**PROBLEM DETAILS**
From the first line to the last, retype the data below exactly.

*** Block opens ***

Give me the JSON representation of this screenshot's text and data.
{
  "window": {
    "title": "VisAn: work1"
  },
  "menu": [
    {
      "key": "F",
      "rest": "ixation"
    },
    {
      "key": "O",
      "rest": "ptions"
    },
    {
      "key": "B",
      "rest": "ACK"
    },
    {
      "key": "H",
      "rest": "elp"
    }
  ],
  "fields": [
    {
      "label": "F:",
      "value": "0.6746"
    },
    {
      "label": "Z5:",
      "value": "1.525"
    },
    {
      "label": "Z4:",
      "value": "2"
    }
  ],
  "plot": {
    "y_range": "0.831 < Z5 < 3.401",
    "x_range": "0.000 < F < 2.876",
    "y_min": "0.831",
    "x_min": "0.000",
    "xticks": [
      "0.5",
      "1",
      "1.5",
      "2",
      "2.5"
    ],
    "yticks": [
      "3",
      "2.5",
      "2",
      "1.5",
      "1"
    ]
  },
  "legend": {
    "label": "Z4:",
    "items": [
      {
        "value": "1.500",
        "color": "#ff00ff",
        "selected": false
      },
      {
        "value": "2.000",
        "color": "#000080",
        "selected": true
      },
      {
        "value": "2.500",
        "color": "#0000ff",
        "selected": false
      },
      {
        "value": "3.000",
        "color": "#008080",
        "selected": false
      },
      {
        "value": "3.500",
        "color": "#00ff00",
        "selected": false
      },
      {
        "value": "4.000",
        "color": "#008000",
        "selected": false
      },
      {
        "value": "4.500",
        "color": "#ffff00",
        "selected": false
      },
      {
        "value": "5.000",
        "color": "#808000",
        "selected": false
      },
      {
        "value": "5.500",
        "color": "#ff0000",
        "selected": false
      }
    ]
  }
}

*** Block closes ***

**TASK SOLUTION**
Give me the JSON representation of this screenshot's text and data.
{
  "window": {
    "title": "VisAn: work1"
  },
  "menu": [
    {
      "key": "F",
      "rest": "ixation"
    },
    {
      "key": "O",
      "rest": "ptions"
    },
    {
      "key": "B",
      "rest": "ACK"
    },
    {
      "key": "H",
      "rest": "elp"
    }
  ],
  "fields": [
    {
      "label": "F:",
      "value": "0.6746"
    },
    {
      "label": "Z5:",
      "value": "1.525"
    },
    {
      "label": "Z4:",
      "value": "2"
    }
  ],
  "plot": {
    "y_range": "0.831 < Z5 < 3.401",
    "x_range": "0.000 < F < 2.876",
    "y_min": "0.831",
    "x_min": "0.000",
    "xticks": [
      "0.5",
      "1",
      "1.5",
      "2",
      "2.5"
    ],
    "yticks": [
      "3",
      "2.5",
      "2",
      "1.5",
      "1"
    ]
  },
  "legend": {
    "label": "Z4:",
    "items": [
      {
        "value": "1.500",
        "color": "#ff00ff",
        "selected": false
      },
      {
        "value": "2.000",
        "color": "#000080",
        "selected": true
      },
      {
        "value": "2.500",
        "color": "#0000ff",
        "selected": false
      },
      {
        "value": "3.000",
        "color": "#008080",
        "selected": false
      },
      {
        "value": "3.500",
        "color": "#00ff00",
        "selected": false
      },
      {
        "value": "4.000",
        "color": "#008000",
        "selected": false
      },
      {
        "value": "4.500",
        "color": "#ffff00",
        "selected": false
      },
      {
        "value": "5.000",
        "color": "#808000",
        "selected": false
      },
      {
        "value": "5.500",
        "color": "#ff0000",
        "selected": false
      }
    ]
  }
}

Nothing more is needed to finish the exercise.